Working platforms should also be fully boarded, with no gaps through which a person could fall and scaffolding should be regularly inspected. Overlapping of scaffold boards should be avoided to prevent people tripping and falling over the uneven surface. Effective barriers or warning notices should be in place to stop people using incomplete scaffolding. If anything is out of place or damaged, bosses should advise workers to report it immediately – a simple yet effective way of keeping on top of health and safety.

Advertisement
Advertisement

Working on roofs and Mobile Elevated Work Platforms (MEWP), can also present risks. To prevent falls from roofs, make sure there is always a safe route onto the roof, for example, by using a general access scaffold with secured ladder or stair tower. Always ensure there is edge protection to all elevations to prevent people or materials falling and avoid tiling work in wet or icy weather.

When using a MEWP, all work should be properly planned out, ensuring that the correct MEWP has been chosen for the job and the operator is fully trained. The MEWP should have an emergency stop at ground level and the work platform should have suitable barriers, such as guard rails and toe boards. Also, wearing personal fall protection such as harnesses and short work-restraint lanyards should be considered when using a boom-type MEWP.

Getting the know-how

Effective training in health and safety at the start of a career will embed good practice and awareness of risks.

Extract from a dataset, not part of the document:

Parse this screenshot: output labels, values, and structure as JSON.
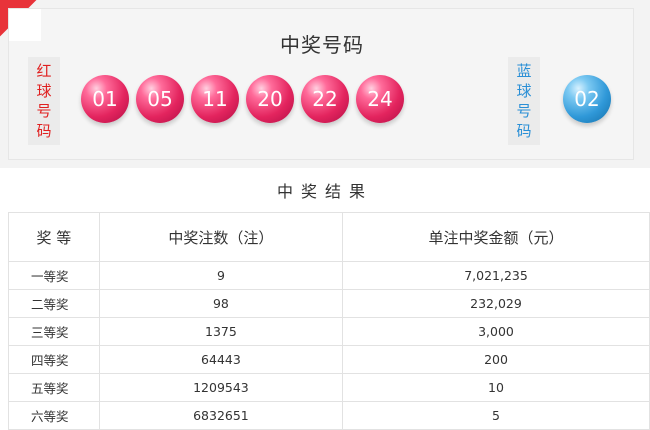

This will go a long way towards improving safety across the industry.

To help ensure this happens, the National Construction College (NCC), which is the largest construction training provider in Europe, provides a range of training to more than 30,000 learners each year across its seven sites. Health and safety is a key part of the training delivered by the college, which equips both new students and those already working within the industry with the ability to recognise dangers in the workplace and know how best to avoid them.

Meanwhile, to combat preventable slips, trips and falls from height, the HSE has launched a new website: www.hse.gov.uk/shatteredlives, which includes free e-learning tools; the Slips and Trips E-learning Package (STEP) and the Work at height Access Equipment Information Toolkit (WAIT).


NG Bailey

Buildings services and systems providers NG Bailey has been developing installation techniques and strategies to reduce the risks associated with working at height.

In the four years the company has been working on the St Helens and Knowsley PFI Hospitals scheme there have been no such incidents despite the size and complexity of the project. This can be attributed to a new way of working involving Off-Site Manufacturing (OSM) techniques.

To manage the risks posed by the significant amount of mechanical and electrical installation work that was needed at height, the associated manual handling issues and the potential for slips, trips and falls, the project team looked at many different options and decided upon a modular system.

NG Bailey designed a system whereby sections of cable containment and pipe work are assembled together with their associated support systems in a box frame. These modules are then fitted with the aid of mechanical straddle stackers to lift and support them while they are being fixed to the structure of the building. Work is then undertaken to connect the services on these modular segments together and install the associated wiring onto the pre-fitted cable containment systems.

The benefit of this type of module system is that it eliminates the need for workers to install individual components to the building structure thereby reducing the need for many repeated manual handling operations. The overall result was that the workers were able to dramatically reduce the time spent working at height and, therefore, greatly reduce all associated risks.

David Lynch, safety health environment and quality manager for NG Bailey, said: “The box frame module concept totally changed the way we worked at height on the project making it far safer for all concerned as well as increasing the workers’ productivity.

“The fact that there have been no incidents relating to working at height demonstrates the success of using an OSM technique.” By putting these simple and cost-effective measures in place, NG Bailey was able to significantly reduce slip, trip and fall incidents.

Advertisement